I use this (or try to use this) as my kitchen clock, and, more often than not, I have to walk to the other end of the kitchen to tell what time it is!!!

This microwave is also impossible to see into when something is cooking (which means you have to listen for explosions; you can’t see them coming).

Minor issue? Absolutely.

The real issue here (for Oster, anyway) is that I have to buy a new microwave soon (as this one is starting to howl at me), and this “minor issue” is more than enough to push me to buy any brand other than Oster. 

.It doesn’t matter how awesome the microwave is, I’ve literally been  waiting for this microwave to die so I could go buy a microwave from any other manufacturer.

This is a notice to all designers, engineers, marketers, managers, and anyone else who is willing to listen: Pay attention to the little details because they can make or break your product or service!!!

BMW Marketing Gem

You’ve got to hand it to BMW; they know how to create a really classy product…right down to the markings on their cup holders, actually:

I really thought I could put a long-stemmed wine glass in the cup holder! Bummer!

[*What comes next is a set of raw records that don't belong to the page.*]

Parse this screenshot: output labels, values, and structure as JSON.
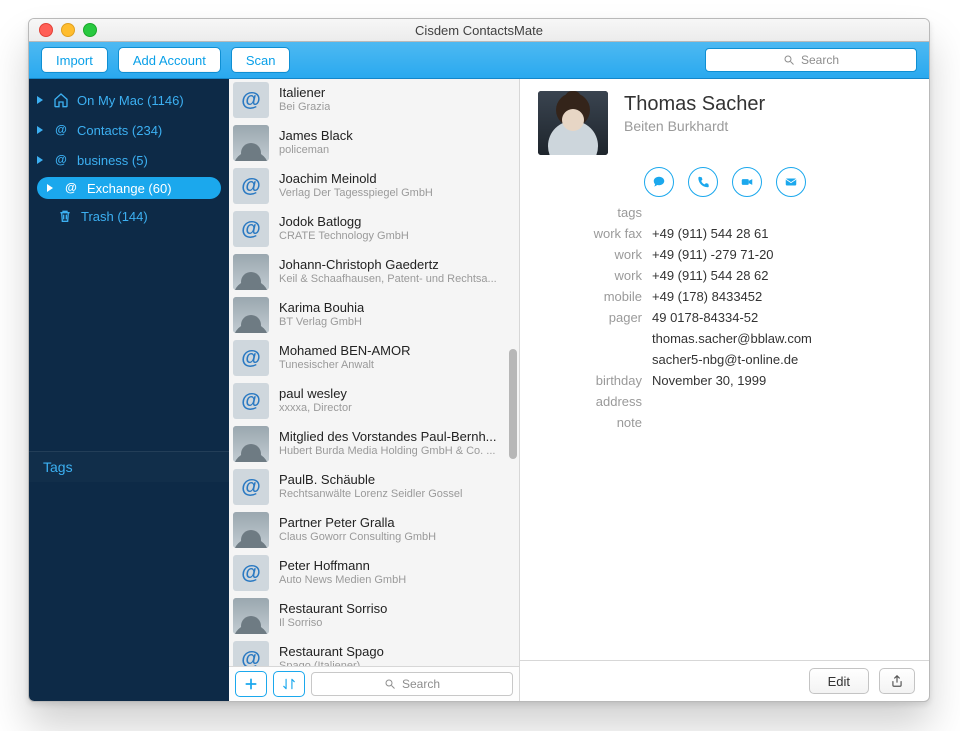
{
  "window": {
    "title": "Cisdem ContactsMate"
  },
  "toolbar": {
    "import": "Import",
    "add_account": "Add Account",
    "scan": "Scan",
    "search_placeholder": "Search"
  },
  "sidebar": {
    "items": [
      {
        "icon": "home-icon",
        "label": "On My Mac (1146)"
      },
      {
        "icon": "at-icon",
        "label": "Contacts (234)"
      },
      {
        "icon": "at-icon",
        "label": "business (5)"
      },
      {
        "icon": "at-icon",
        "label": "Exchange (60)",
        "selected": true
      },
      {
        "icon": "trash-icon",
        "label": "Trash (144)",
        "indent": true
      }
    ],
    "tags_label": "Tags"
  },
  "contacts": {
    "search_placeholder": "Search",
    "items": [
      {
        "name": "Italiener",
        "sub": "Bei Grazia",
        "avatar": "at"
      },
      {
        "name": "James Black",
        "sub": "policeman",
        "avatar": "person"
      },
      {
        "name": "Joachim Meinold",
        "sub": "Verlag Der Tagesspiegel GmbH",
        "avatar": "at"
      },
      {
        "name": "Jodok Batlogg",
        "sub": "CRATE Technology GmbH",
        "avatar": "at"
      },
      {
        "name": "Johann-Christoph Gaedertz",
        "sub": "Keil & Schaafhausen, Patent- und Rechtsa...",
        "avatar": "person"
      },
      {
        "name": "Karima Bouhia",
        "sub": "BT Verlag GmbH",
        "avatar": "person"
      },
      {
        "name": "Mohamed BEN-AMOR",
        "sub": "Tunesischer Anwalt",
        "avatar": "at"
      },
      {
        "name": "paul wesley",
        "sub": "xxxxa, Director",
        "avatar": "at"
      },
      {
        "name": "Mitglied des Vorstandes Paul-Bernh...",
        "sub": "Hubert Burda Media Holding GmbH & Co. ...",
        "avatar": "person"
      },
      {
        "name": "PaulB. Schäuble",
        "sub": "Rechtsanwälte Lorenz Seidler Gossel",
        "avatar": "at"
      },
      {
        "name": "Partner Peter Gralla",
        "sub": "Claus Goworr Consulting GmbH",
        "avatar": "person"
      },
      {
        "name": "Peter Hoffmann",
        "sub": "Auto News Medien GmbH",
        "avatar": "at"
      },
      {
        "name": "Restaurant Sorriso",
        "sub": "Il Sorriso",
        "avatar": "person"
      },
      {
        "name": "Restaurant Spago",
        "sub": "Spago (Italiener)",
        "avatar": "at"
      }
    ]
  },
  "details": {
    "name": "Thomas Sacher",
    "company": "Beiten Burkhardt",
    "labels": {
      "tags": "tags",
      "birthday": "birthday",
      "address": "address",
      "note": "note"
    },
    "phones": [
      {
        "label": "work fax",
        "value": "+49 (911) 544 28 61"
      },
      {
        "label": "work",
        "value": "+49 (911) -279 71-20"
      },
      {
        "label": "work",
        "value": "+49 (911) 544 28 62"
      },
      {
        "label": "mobile",
        "value": "+49 (178) 8433452"
      },
      {
        "label": "pager",
        "value": "49 0178-84334-52"
      }
    ],
    "emails": [
      "thomas.sacher@bblaw.com",
      "sacher5-nbg@t-online.de"
    ],
    "birthday": "November 30, 1999",
    "edit_label": "Edit"
  }
}
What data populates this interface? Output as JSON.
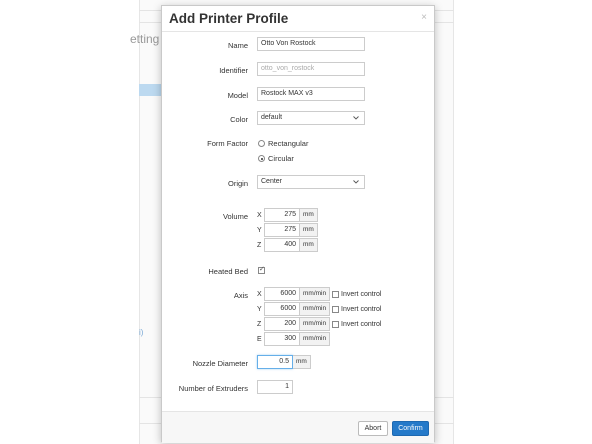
{
  "background": {
    "title_fragment": "etting",
    "link_fragment": "i)"
  },
  "modal": {
    "title": "Add Printer Profile",
    "close": "×"
  },
  "form": {
    "name": {
      "label": "Name",
      "value": "Otto Von Rostock"
    },
    "identifier": {
      "label": "Identifier",
      "placeholder": "otto_von_rostock"
    },
    "model": {
      "label": "Model",
      "value": "Rostock MAX v3"
    },
    "color": {
      "label": "Color",
      "value": "default"
    },
    "form_factor": {
      "label": "Form Factor",
      "options": [
        "Rectangular",
        "Circular"
      ],
      "selected": "Circular"
    },
    "origin": {
      "label": "Origin",
      "value": "Center"
    },
    "volume": {
      "label": "Volume",
      "rows": [
        {
          "axis": "X",
          "value": "275",
          "unit": "mm"
        },
        {
          "axis": "Y",
          "value": "275",
          "unit": "mm"
        },
        {
          "axis": "Z",
          "value": "400",
          "unit": "mm"
        }
      ]
    },
    "heated_bed": {
      "label": "Heated Bed",
      "checked": true
    },
    "axes": {
      "label": "Axis",
      "invert_label": "Invert control",
      "rows": [
        {
          "axis": "X",
          "value": "6000",
          "unit": "mm/min"
        },
        {
          "axis": "Y",
          "value": "6000",
          "unit": "mm/min"
        },
        {
          "axis": "Z",
          "value": "200",
          "unit": "mm/min"
        },
        {
          "axis": "E",
          "value": "300",
          "unit": "mm/min"
        }
      ]
    },
    "nozzle": {
      "label": "Nozzle Diameter",
      "value": "0.5",
      "unit": "mm"
    },
    "extruders": {
      "label": "Number of Extruders",
      "value": "1"
    }
  },
  "footer": {
    "abort": "Abort",
    "confirm": "Confirm"
  },
  "colors": {
    "primary": "#2479c9",
    "highlight_bar": "#bcd9f0"
  }
}
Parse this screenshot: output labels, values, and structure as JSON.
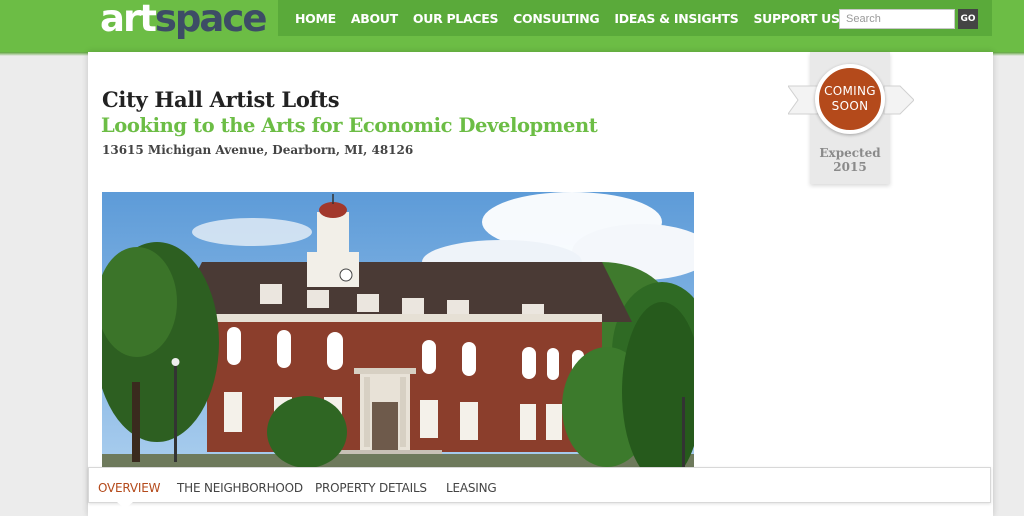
{
  "logo": {
    "part1": "art",
    "part2": "space"
  },
  "nav": {
    "items": [
      "HOME",
      "ABOUT",
      "OUR PLACES",
      "CONSULTING",
      "IDEAS & INSIGHTS",
      "SUPPORT US"
    ]
  },
  "search": {
    "placeholder": "Search",
    "go_label": "GO"
  },
  "project": {
    "title": "City Hall Artist Lofts",
    "subtitle": "Looking to the Arts for Economic Development",
    "address": "13615 Michigan Avenue, Dearborn, MI, 48126"
  },
  "badge": {
    "line1": "COMING",
    "line2": "SOON",
    "expected_label": "Expected",
    "expected_year": "2015",
    "color": "#b44a1b"
  },
  "tabs": {
    "items": [
      "OVERVIEW",
      "THE NEIGHBORHOOD",
      "PROPERTY DETAILS",
      "LEASING"
    ],
    "active": "OVERVIEW"
  },
  "colors": {
    "brand_green": "#6cbd45",
    "accent": "#b44a1b",
    "logo_dark": "#3d4c66"
  }
}
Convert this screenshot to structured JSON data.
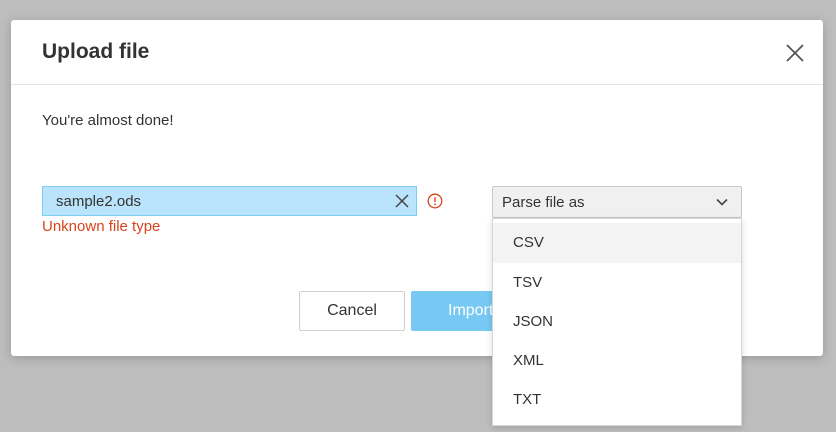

Yes indeed, the best marketing is in the smallest of details. Sure, big gaudy marketing campaigns have there place, but the small finishing touches are what really make the feeling created by the ad campaign authentic.

Every time you open your cup holder you are reminded that you’re riding on the leather wings of one classy beast (and your friends, who are riding shotgun, will undoubtedly take notice)!

…just to be clear, I am currently driving a 2001 Ford Focus. My friend is the one with the BMW… Sometimes life just isn’t fair.  😉